partments. These candidates often require an additional skill or
knowledge development if the CDI position is outside their current
scope. For example, if a unit coordinator has completed their asso-ciate-level degree, is credentialed as a registered health information technician (RHIT), and demonstrates the skills to advance
into a CDI position, they still may need additional training on
the specifics of CDI.
There are also potential disadvantages to recruiting internal candidates, including the promotion of organizational cultural complacency, restricting the candidate pool, perpetuating poor performers, and constraining creative ideas.
Many organizations utilize external recruitment as a balance
to internal recruitment activities. Recruiting external candidates
facilitates new ideas and brings fresh candidates into the organization. It allows the organization to choose from a larger pool of
applicants. It also can lead to a more experienced and diverse
workforce, and can decrease training costs because the candidate comes into the organization with the skills and knowledge
required for the job with little or no development needed.
For example, if an external candidate holding the registered
health information administrator (RHIA), certified coding specialist (CCS), and certified documentation improvement practitioner (CDIP) credentials applies for a position in the CDI
department, they will come into the organization with specific,
required knowledge. For example, a candidate who is a registered
nurse (RN) may already hold a CCS credential and have case
Organizations should also consider the disadvantages of hiring
externally, as it is much more of an unknown for the organization.
Even with a solid recruitment effort, selection pool, and orientation process, new candidates are still relatively unknown. It can be
difficult to identify how they will fit with other staff members and
react in certain situations. External candidates—for example, an
experienced CDI professional—may find it difficult to adapt to a
new process. Adding in questions during the recruitment phase
regarding their comfort level with changes can help identify
those individuals who may struggle with the program’s structure. Candidate misplacements can cost the organization time
and financial resources.
Selecting the Right Employee
Prior to selecting employees for new positions, the organization
must decide if it is open to recruiting entry-level professionals
without CDI experience or if it prefers professionals with little-to-extensive CDI experience. It is also essential to define the format of the program—for example, in-house/onsite reviews vs.
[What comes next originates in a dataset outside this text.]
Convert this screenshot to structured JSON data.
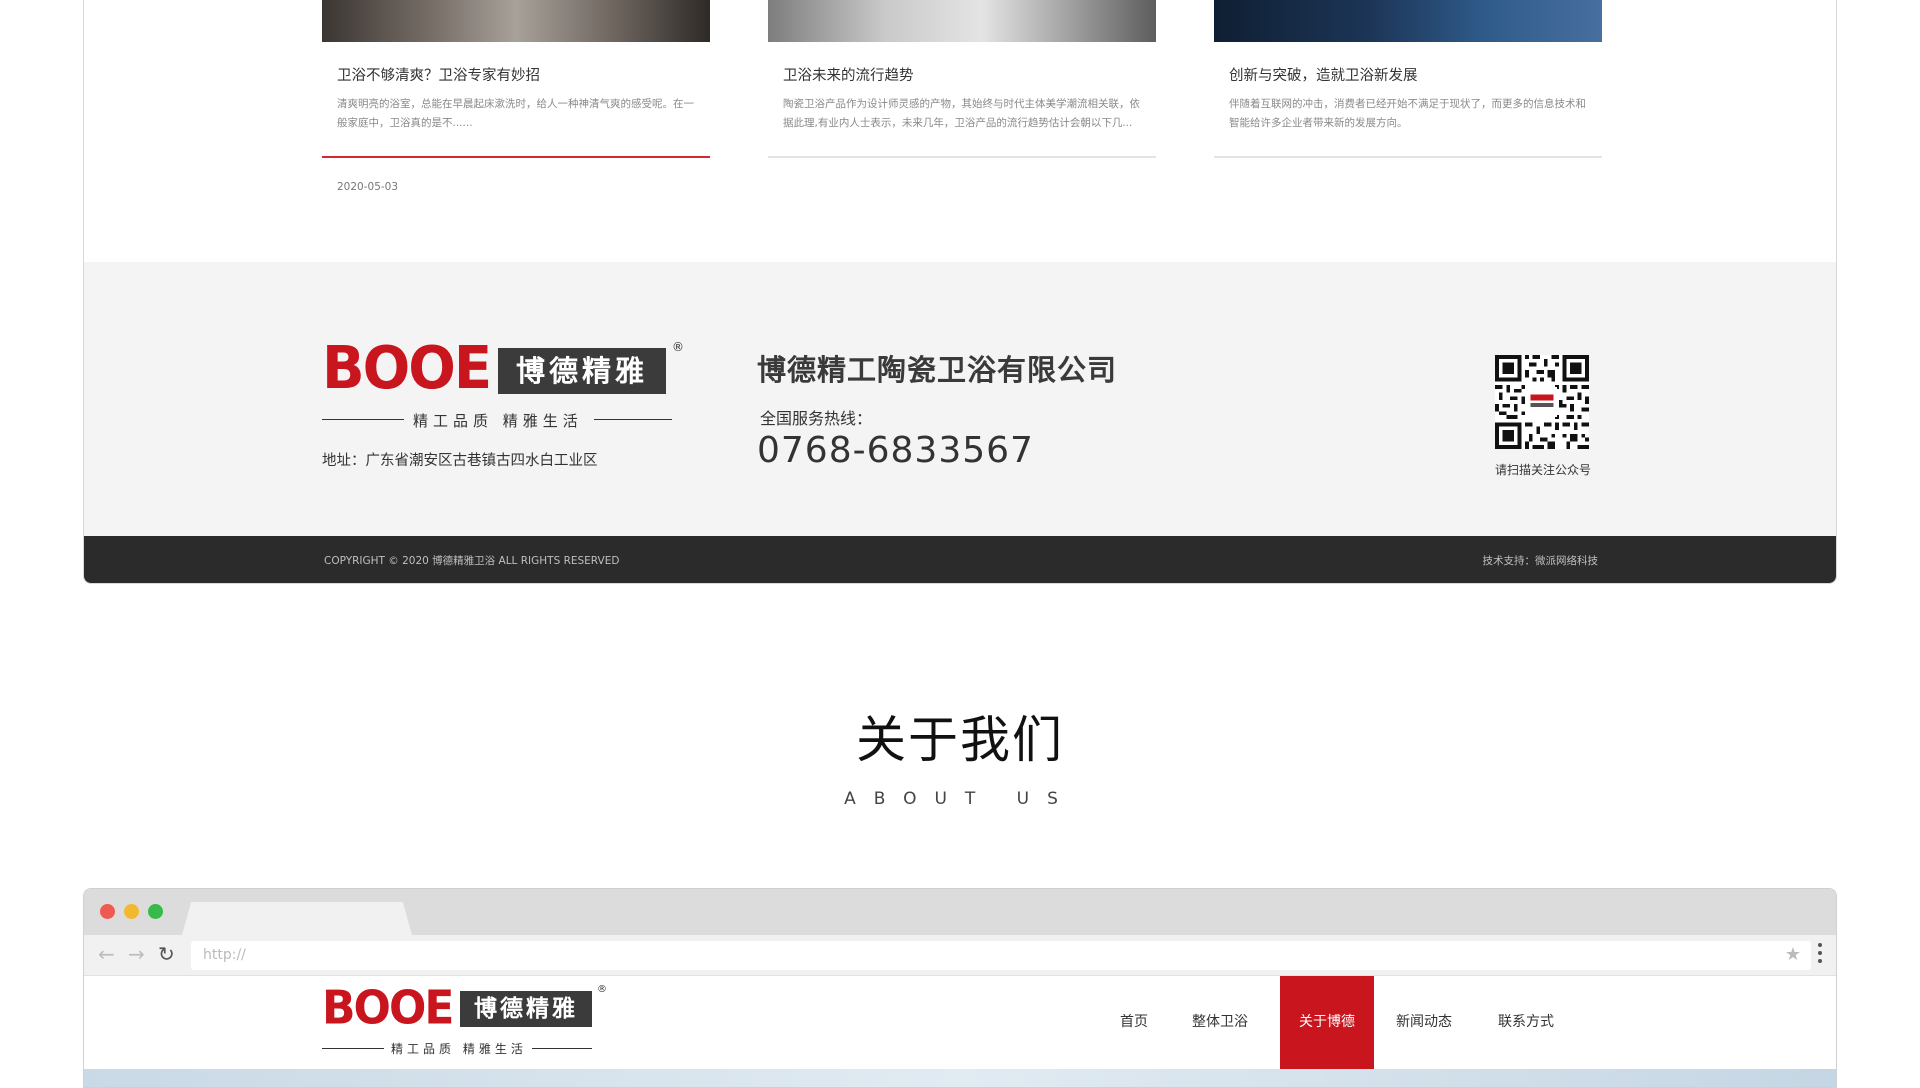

offsite/remote reviews. There has been an upward trend in hybrid programs which are attractive to many candidates and allow for flexibility, increase employee satisfaction, and increase
productivity. Defining these parameters helps filter the candidate pool and streamlines the hiring process.
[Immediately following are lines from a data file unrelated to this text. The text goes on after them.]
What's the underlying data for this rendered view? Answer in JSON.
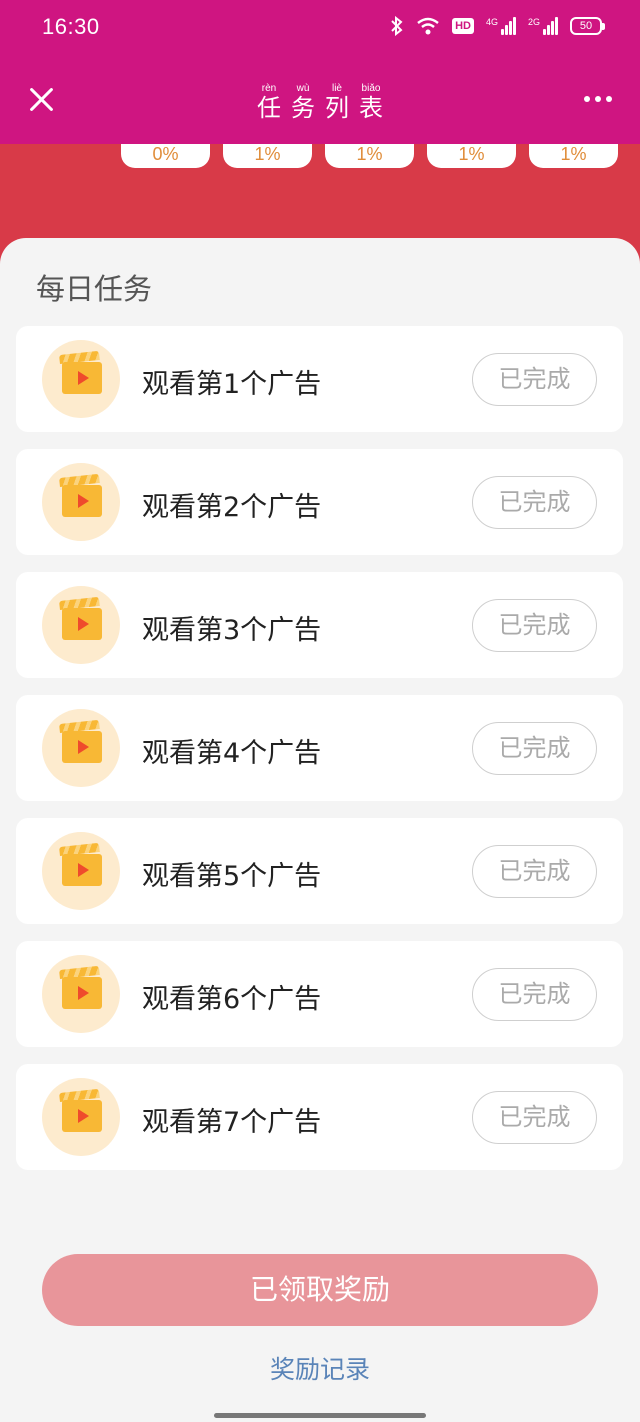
{
  "status_bar": {
    "time": "16:30",
    "hd_label": "HD",
    "net1_label": "4G",
    "net2_label": "2G",
    "battery": "50",
    "icons": [
      "bluetooth-icon",
      "wifi-icon",
      "hd-icon",
      "signal-icon",
      "signal-icon",
      "battery-icon"
    ]
  },
  "header": {
    "title_chars": [
      {
        "pinyin": "rèn",
        "hanzi": "任"
      },
      {
        "pinyin": "wù",
        "hanzi": "务"
      },
      {
        "pinyin": "liè",
        "hanzi": "列"
      },
      {
        "pinyin": "biǎo",
        "hanzi": "表"
      }
    ],
    "close_icon": "close-icon",
    "more_icon": "more-icon"
  },
  "progress_percents": [
    "0%",
    "1%",
    "1%",
    "1%",
    "1%"
  ],
  "daily_tasks": {
    "title": "每日任务",
    "items": [
      {
        "label": "观看第1个广告",
        "status": "已完成"
      },
      {
        "label": "观看第2个广告",
        "status": "已完成"
      },
      {
        "label": "观看第3个广告",
        "status": "已完成"
      },
      {
        "label": "观看第4个广告",
        "status": "已完成"
      },
      {
        "label": "观看第5个广告",
        "status": "已完成"
      },
      {
        "label": "观看第6个广告",
        "status": "已完成"
      },
      {
        "label": "观看第7个广告",
        "status": "已完成"
      }
    ]
  },
  "footer": {
    "claim_button": "已领取奖励",
    "record_link": "奖励记录"
  },
  "colors": {
    "header_bg": "#cf1581",
    "red_band": "#d83a48",
    "claim_button_bg": "#e8959a",
    "link": "#5a84b8",
    "percent_text": "#e08d3a"
  }
}
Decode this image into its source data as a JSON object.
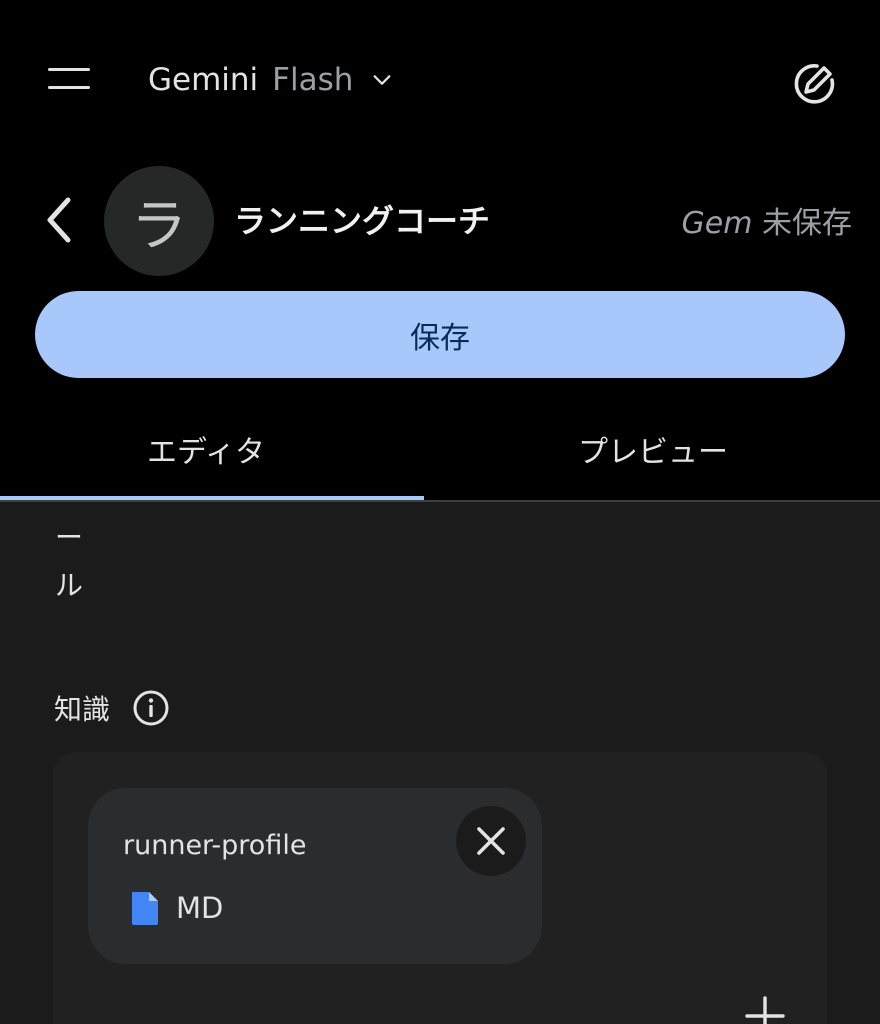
{
  "topbar": {
    "app_name": "Gemini",
    "model_name": "Flash",
    "menu_icon": "hamburger-menu-icon",
    "chevron_icon": "chevron-down-icon",
    "new_chat_icon": "edit-pen-icon"
  },
  "gem": {
    "avatar_letter": "ラ",
    "title": "ランニングコーチ",
    "status_prefix": "Gem",
    "status_suffix": "未保存"
  },
  "save_button": {
    "label": "保存"
  },
  "tabs": [
    {
      "label": "エディタ",
      "active": true
    },
    {
      "label": "プレビュー",
      "active": false
    }
  ],
  "editor": {
    "vertical_fragment": [
      "ー",
      "ル"
    ]
  },
  "knowledge": {
    "label": "知識",
    "files": [
      {
        "name": "runner-profile",
        "type": "MD"
      }
    ]
  },
  "colors": {
    "accent": "#a8c7fa",
    "background": "#000000",
    "surface": "#1b1b1b",
    "card": "#2b2c2e",
    "doc_icon": "#4285f4"
  }
}
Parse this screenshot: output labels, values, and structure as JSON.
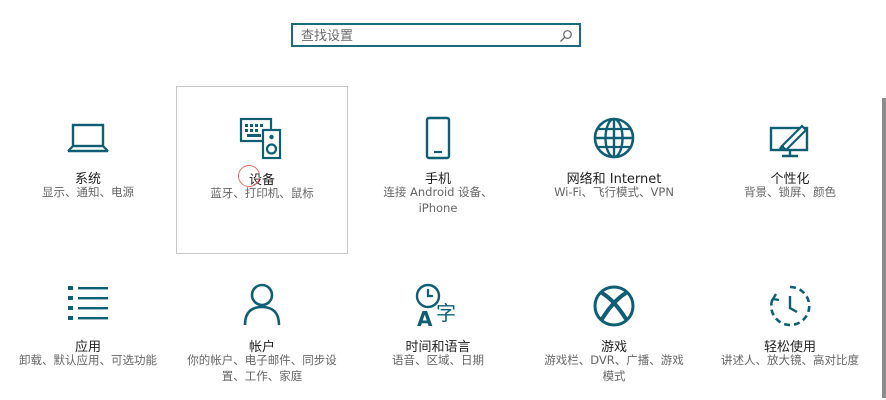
{
  "search": {
    "placeholder": "查找设置"
  },
  "tiles": [
    {
      "title": "系统",
      "desc": "显示、通知、电源",
      "icon": "laptop-icon"
    },
    {
      "title": "设备",
      "desc": "蓝牙、打印机、鼠标",
      "icon": "devices-icon"
    },
    {
      "title": "手机",
      "desc": "连接 Android 设备、iPhone",
      "icon": "phone-icon"
    },
    {
      "title": "网络和 Internet",
      "desc": "Wi-Fi、飞行模式、VPN",
      "icon": "globe-icon"
    },
    {
      "title": "个性化",
      "desc": "背景、锁屏、颜色",
      "icon": "personalization-icon"
    },
    {
      "title": "应用",
      "desc": "卸载、默认应用、可选功能",
      "icon": "apps-list-icon"
    },
    {
      "title": "帐户",
      "desc": "你的帐户、电子邮件、同步设置、工作、家庭",
      "icon": "person-icon"
    },
    {
      "title": "时间和语言",
      "desc": "语音、区域、日期",
      "icon": "time-language-icon"
    },
    {
      "title": "游戏",
      "desc": "游戏栏、DVR、广播、游戏模式",
      "icon": "xbox-icon"
    },
    {
      "title": "轻松使用",
      "desc": "讲述人、放大镜、高对比度",
      "icon": "ease-of-access-icon"
    }
  ],
  "colors": {
    "accent": "#1e6a7d",
    "icon": "#0f5e74"
  }
}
CDI is quickly expanding beyond the adult inpatient scope
to include outpatient, psychiatry, pediatrics, rehab, and same-
day surgeries/ambulatory care. This expansion is leading to the
need for specialized reviews and a mix of CDI staff who can ca-
ter to this growing need.
Recruiters often run into issues like information falsification
on resumes. When this occurs, the candidate may appear quali-
fied on paper but in reality, isn’t able to offer the expertise re-
quired to be successful in the CDI role. Recruiting and selecting
the right fit for any CDI program requires a careful and thought-
ful analysis of each prospective candidate to ensure the candi-
date can perform at the level required for the position.
Generally, to be successful in a CDI role, candidates must have
the clinical knowledge required to review a health record, the
ability to recognize deficiencies or gaps in documentation, and
strong critical/analytical thinking skills. Effective communication skills are of the utmost importance as well, because the
person in this role needs to be able to confidently converse with
providers and other team members. A candidate that possesses
these qualities would be ideal for a CDI program.
Optimal candidate selection has the potential to decrease employee turnover. Ultimately, a strong CDI professional can provide
a positive influence on the organization’s culture and program
effectiveness. In addition, successful selection will save the organization time and money during the orientation and training
Throughout the process of hiring a new employee, remember to
carefully assess the applicant’s fit with both the team and physicians. Utilizing experience and intellectual capabilities alone will not
guarantee an appropriate hire. The ability to seamlessly interact with
the team and communicate effectively with physicians is a strong indication of how well the CDI professional will integrate into the organization. To that end, it is important to ensure that final hiring
decisions remain under the hiring manager’s authority.
Candidates that are a good organizational fit may be extremely
difficult to find so staying flexible is important when making hiring decisions. Still, creating the right culture, maximizing the best
workers, and staying involved during the hiring process may not
fill every open position. In some instances, the right choice may
not be the person with long-term experience, but the person that
fits best with the team and culture of the organization. This may
mean hiring someone with less experience and committing to providing the necessary training and education to develop the skill set.
Selection begins with a preliminary application review and screening interview, which is usually conducted over the phone. This process eliminates candidates who do not meet the minimum eligibility criteria established by the organization. This process should
include a thorough review of the candidate’s application or resume, skill set, academic background, certifications, and work
Depending on the goals of the CDI program—whether looking to
hire trainees or experienced professionals—evaluation of a potential candidate may include identifying healthcare experience, prior experience in coding or other related work, and possession of
the CDIP/CCDS credential. Establishing these criteria will help
narrow down the pool of candidates.
The next step in the selection process may include specific